▸ **Task to complete**
Only the pictures stay out; please return all the entries below exactly as written.

▸ **Data excerpts**
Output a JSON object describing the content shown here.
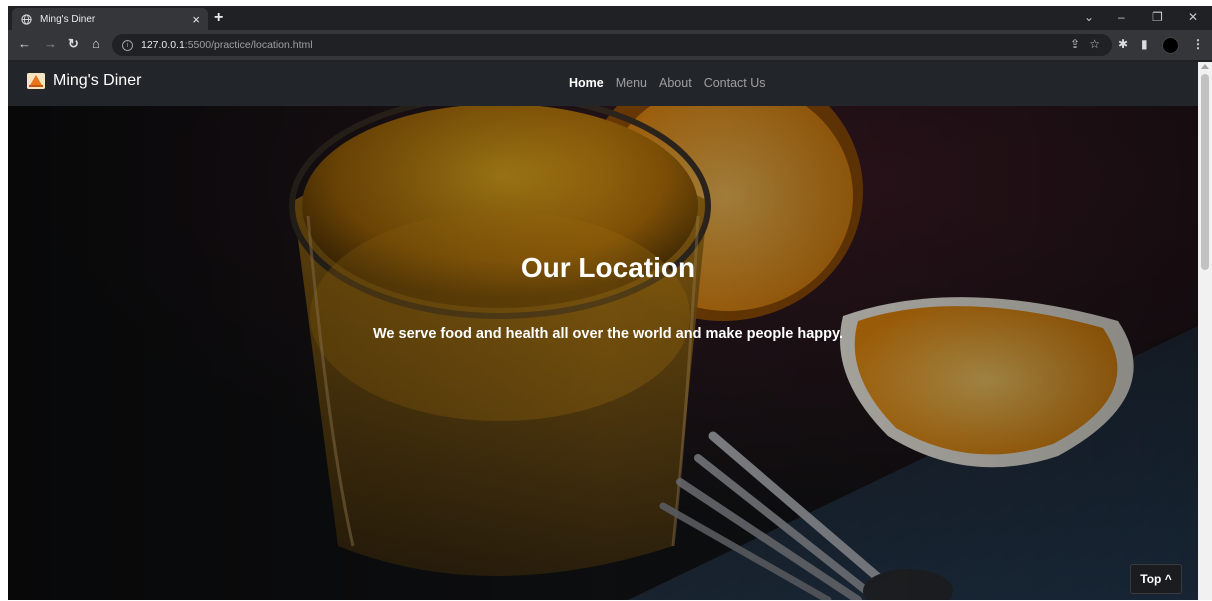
{
  "browser": {
    "tab_title": "Ming's Diner",
    "tab_close": "×",
    "new_tab": "+",
    "url_host": "127.0.0.1",
    "url_path": ":5500/practice/location.html",
    "window_controls": {
      "menu": "⌄",
      "minimize": "–",
      "restore": "❐",
      "close": "✕"
    },
    "nav": {
      "back": "←",
      "forward": "→",
      "reload": "↻",
      "home": "⌂"
    },
    "toolbar_icons": {
      "share": "⇪",
      "bookmark": "☆",
      "extensions": "✱",
      "sidepanel": "▮",
      "menu": "⋮"
    }
  },
  "navbar": {
    "brand": "Ming's Diner",
    "links": [
      "Home",
      "Menu",
      "About",
      "Contact Us"
    ],
    "active": "Home"
  },
  "hero": {
    "title": "Our Location",
    "subtitle": "We serve food and health all over the world and make people happy."
  },
  "top_button": "Top ^",
  "colors": {
    "navbar_bg": "#222529",
    "hero_overlay": "#141315",
    "juice": "#e09a12",
    "orange": "#f4a220"
  }
}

▸ **Response to this exercise**
Output a JSON object describing the content shown here.
{
  "browser": {
    "tab_title": "Ming's Diner",
    "tab_close": "×",
    "new_tab": "+",
    "url_host": "127.0.0.1",
    "url_path": ":5500/practice/location.html",
    "window_controls": {
      "menu": "⌄",
      "minimize": "–",
      "restore": "❐",
      "close": "✕"
    },
    "nav": {
      "back": "←",
      "forward": "→",
      "reload": "↻",
      "home": "⌂"
    },
    "toolbar_icons": {
      "share": "⇪",
      "bookmark": "☆",
      "extensions": "✱",
      "sidepanel": "▮",
      "menu": "⋮"
    }
  },
  "navbar": {
    "brand": "Ming's Diner",
    "links": [
      "Home",
      "Menu",
      "About",
      "Contact Us"
    ],
    "active": "Home"
  },
  "hero": {
    "title": "Our Location",
    "subtitle": "We serve food and health all over the world and make people happy."
  },
  "top_button": "Top ^",
  "colors": {
    "navbar_bg": "#222529",
    "hero_overlay": "#141315",
    "juice": "#e09a12",
    "orange": "#f4a220"
  }
}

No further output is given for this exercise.